> **WORK REQUIRED**
Going line by line through the records below, count those with the word "Encodings" and give only the count.

> **PROVIDED RECORDS**
# # # # #
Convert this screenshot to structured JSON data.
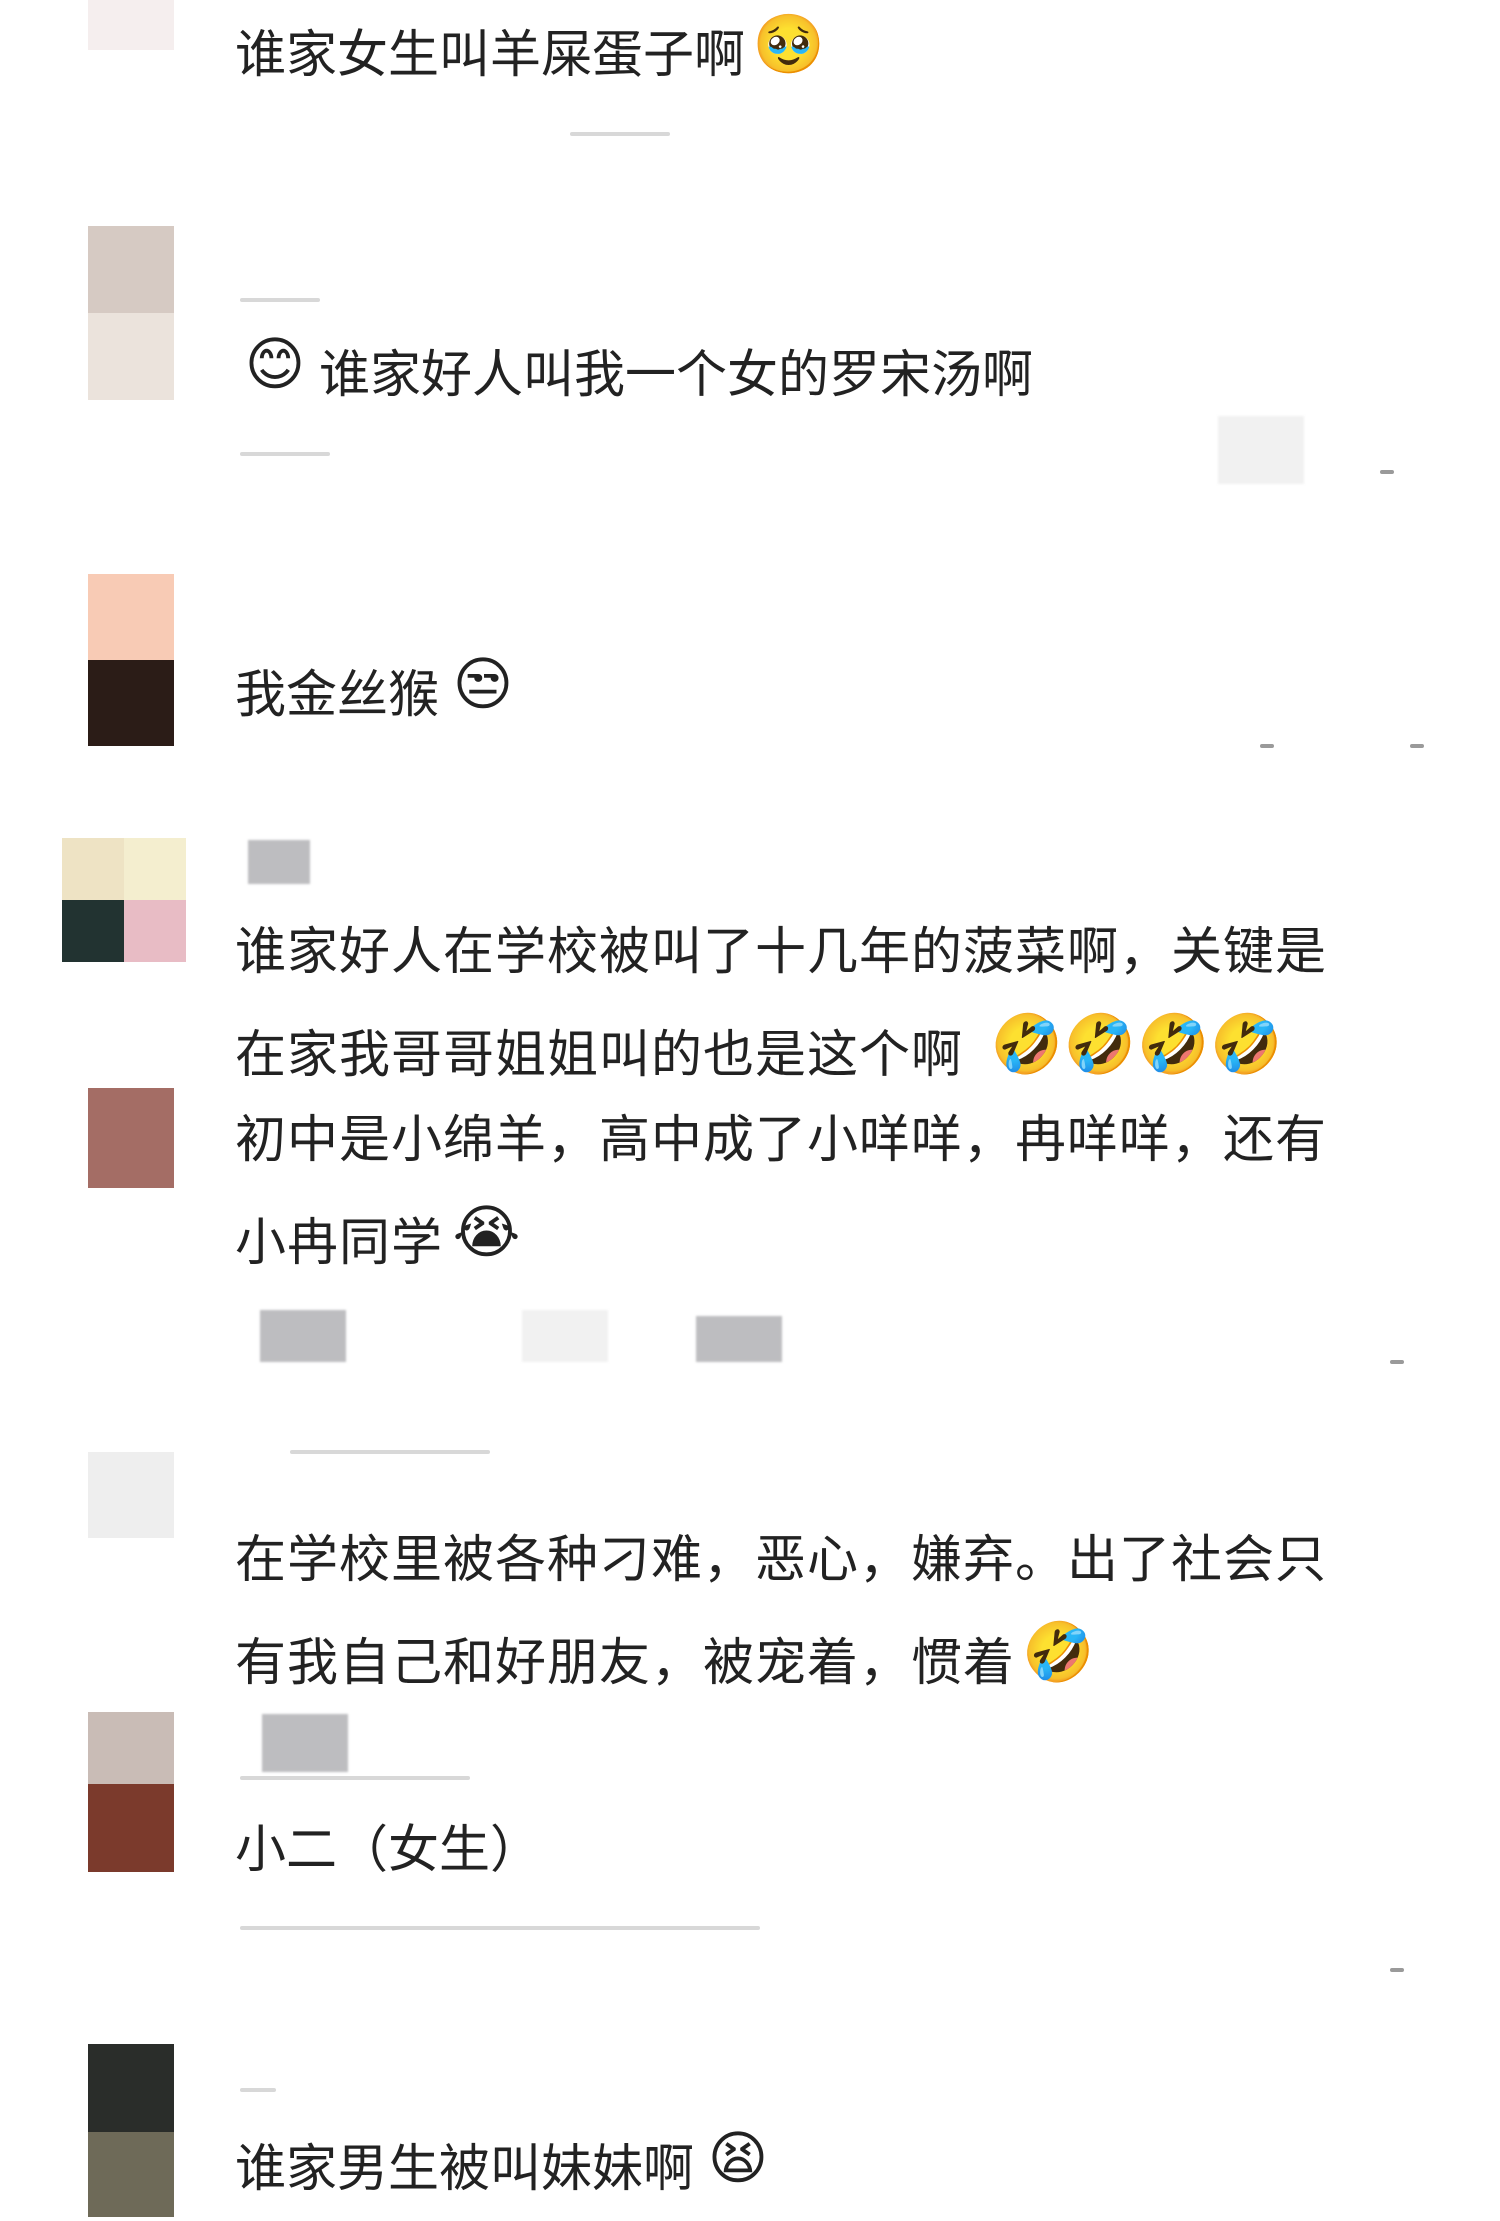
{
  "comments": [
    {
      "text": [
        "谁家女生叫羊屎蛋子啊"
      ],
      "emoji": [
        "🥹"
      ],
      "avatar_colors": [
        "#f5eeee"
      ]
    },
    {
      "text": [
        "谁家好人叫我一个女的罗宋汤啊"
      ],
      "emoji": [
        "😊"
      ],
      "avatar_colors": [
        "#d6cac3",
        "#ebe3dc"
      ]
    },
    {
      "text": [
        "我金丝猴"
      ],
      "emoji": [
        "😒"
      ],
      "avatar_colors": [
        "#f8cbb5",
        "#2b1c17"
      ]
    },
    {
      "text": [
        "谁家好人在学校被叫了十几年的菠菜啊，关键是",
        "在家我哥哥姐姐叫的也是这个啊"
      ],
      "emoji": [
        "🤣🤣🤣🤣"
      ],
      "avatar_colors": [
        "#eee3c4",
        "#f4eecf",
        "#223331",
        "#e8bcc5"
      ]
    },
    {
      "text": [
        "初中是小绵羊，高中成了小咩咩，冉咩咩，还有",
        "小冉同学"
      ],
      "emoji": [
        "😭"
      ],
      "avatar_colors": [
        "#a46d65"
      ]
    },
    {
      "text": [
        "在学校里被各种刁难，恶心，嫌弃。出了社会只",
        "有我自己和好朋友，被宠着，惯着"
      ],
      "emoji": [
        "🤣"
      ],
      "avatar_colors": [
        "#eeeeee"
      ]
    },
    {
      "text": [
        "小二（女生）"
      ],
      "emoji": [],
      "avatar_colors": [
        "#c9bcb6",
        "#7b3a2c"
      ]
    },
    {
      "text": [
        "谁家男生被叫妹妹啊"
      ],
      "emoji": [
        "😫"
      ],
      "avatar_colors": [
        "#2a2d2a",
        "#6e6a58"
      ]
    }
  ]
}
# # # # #
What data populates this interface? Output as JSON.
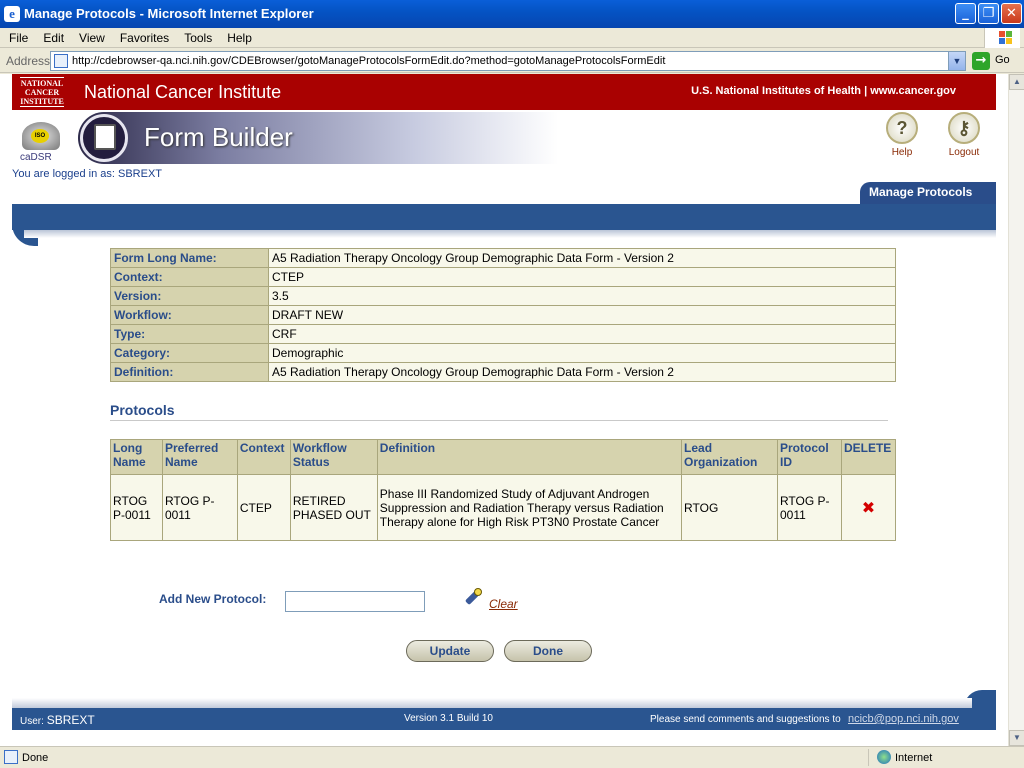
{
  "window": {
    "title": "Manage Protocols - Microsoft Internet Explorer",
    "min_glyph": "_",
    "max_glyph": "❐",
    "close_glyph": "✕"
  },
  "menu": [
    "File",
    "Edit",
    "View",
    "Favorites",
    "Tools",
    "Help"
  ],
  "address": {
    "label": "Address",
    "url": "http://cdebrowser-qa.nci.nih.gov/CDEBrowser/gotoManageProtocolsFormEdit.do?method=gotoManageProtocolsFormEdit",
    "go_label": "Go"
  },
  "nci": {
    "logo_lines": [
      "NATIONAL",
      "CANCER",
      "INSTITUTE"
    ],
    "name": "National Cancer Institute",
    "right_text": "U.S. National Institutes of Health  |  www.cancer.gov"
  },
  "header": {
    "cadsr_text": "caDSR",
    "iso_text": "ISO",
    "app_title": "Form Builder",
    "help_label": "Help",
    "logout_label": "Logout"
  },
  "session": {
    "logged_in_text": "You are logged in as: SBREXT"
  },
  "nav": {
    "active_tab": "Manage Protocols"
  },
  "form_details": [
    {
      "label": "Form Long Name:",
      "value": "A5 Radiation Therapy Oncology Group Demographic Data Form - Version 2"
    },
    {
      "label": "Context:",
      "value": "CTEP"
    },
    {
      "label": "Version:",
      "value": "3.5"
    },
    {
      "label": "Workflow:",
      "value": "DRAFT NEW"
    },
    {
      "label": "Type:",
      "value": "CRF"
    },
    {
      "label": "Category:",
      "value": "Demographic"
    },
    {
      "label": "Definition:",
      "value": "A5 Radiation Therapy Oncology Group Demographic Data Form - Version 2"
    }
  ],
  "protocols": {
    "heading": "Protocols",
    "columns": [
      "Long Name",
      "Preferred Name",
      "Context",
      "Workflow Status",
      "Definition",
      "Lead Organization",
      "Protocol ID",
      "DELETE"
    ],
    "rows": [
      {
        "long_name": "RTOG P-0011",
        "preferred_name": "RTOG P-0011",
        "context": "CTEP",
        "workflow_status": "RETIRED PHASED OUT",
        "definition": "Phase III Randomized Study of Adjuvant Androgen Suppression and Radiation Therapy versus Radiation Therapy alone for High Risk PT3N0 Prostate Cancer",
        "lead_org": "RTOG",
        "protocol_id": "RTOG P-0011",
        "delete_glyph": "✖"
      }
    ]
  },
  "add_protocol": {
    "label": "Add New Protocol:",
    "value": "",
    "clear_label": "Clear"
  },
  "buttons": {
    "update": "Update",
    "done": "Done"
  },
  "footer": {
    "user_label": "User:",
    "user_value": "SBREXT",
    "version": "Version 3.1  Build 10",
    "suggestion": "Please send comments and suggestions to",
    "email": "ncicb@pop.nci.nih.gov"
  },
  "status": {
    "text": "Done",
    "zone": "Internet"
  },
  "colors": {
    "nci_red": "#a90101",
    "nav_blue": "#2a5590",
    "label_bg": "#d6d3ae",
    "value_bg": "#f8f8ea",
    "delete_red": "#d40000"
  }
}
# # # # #
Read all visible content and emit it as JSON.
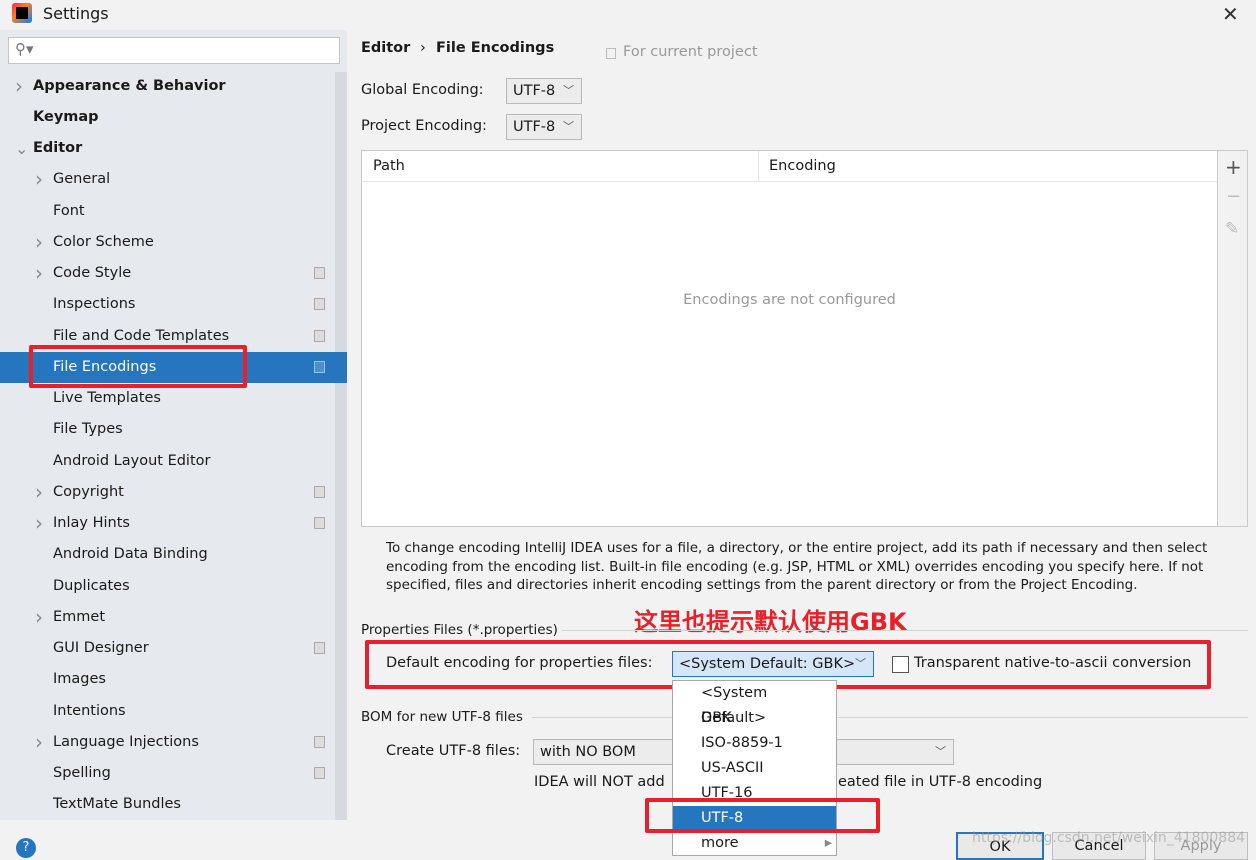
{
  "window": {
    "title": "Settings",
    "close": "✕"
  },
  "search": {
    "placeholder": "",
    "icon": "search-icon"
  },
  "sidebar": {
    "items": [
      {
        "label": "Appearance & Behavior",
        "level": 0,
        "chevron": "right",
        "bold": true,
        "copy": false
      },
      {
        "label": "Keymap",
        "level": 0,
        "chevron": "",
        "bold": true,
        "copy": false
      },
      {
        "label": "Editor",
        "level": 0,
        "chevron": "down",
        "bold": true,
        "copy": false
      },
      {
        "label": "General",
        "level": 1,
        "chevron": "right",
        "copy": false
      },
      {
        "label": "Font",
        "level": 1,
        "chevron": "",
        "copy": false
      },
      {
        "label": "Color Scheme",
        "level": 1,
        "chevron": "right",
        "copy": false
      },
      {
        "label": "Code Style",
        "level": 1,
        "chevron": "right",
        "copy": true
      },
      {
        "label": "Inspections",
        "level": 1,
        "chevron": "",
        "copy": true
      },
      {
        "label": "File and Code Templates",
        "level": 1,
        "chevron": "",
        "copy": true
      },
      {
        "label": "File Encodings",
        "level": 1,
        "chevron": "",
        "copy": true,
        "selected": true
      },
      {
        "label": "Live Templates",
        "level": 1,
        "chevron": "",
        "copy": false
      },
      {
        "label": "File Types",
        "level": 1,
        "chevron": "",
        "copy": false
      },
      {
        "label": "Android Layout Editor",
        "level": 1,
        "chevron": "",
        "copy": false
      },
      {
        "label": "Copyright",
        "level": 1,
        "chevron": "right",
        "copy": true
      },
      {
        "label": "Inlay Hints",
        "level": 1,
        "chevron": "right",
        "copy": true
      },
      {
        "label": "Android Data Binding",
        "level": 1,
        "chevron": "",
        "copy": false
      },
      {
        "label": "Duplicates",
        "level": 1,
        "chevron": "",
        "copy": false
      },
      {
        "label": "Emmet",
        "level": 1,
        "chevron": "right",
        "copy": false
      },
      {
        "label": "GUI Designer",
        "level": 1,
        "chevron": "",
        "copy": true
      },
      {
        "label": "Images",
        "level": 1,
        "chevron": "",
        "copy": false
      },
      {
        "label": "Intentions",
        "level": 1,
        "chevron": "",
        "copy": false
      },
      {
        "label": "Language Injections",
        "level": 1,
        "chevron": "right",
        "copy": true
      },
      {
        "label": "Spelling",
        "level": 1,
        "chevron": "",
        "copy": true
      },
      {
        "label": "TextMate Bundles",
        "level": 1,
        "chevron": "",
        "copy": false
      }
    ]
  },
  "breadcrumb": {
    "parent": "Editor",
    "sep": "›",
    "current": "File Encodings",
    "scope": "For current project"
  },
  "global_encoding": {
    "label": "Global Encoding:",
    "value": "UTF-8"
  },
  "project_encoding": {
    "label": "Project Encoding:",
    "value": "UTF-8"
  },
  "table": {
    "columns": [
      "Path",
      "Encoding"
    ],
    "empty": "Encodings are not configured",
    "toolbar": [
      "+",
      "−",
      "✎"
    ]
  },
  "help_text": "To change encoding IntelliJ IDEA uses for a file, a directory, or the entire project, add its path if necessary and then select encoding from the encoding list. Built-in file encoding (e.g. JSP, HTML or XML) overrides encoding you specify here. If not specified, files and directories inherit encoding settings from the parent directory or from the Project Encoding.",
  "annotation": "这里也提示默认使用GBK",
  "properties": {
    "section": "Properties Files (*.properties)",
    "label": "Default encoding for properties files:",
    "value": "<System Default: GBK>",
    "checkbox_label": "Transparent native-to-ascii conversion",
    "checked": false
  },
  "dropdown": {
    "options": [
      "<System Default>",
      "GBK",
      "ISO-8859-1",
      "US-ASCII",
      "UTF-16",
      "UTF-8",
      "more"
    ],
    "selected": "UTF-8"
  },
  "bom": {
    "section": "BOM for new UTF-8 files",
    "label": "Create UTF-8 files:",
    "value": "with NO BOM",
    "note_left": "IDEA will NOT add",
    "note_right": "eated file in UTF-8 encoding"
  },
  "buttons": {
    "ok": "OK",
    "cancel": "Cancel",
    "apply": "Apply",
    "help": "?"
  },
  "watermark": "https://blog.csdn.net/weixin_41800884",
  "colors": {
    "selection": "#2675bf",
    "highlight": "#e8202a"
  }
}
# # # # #
> **ANSWER SECTION**
3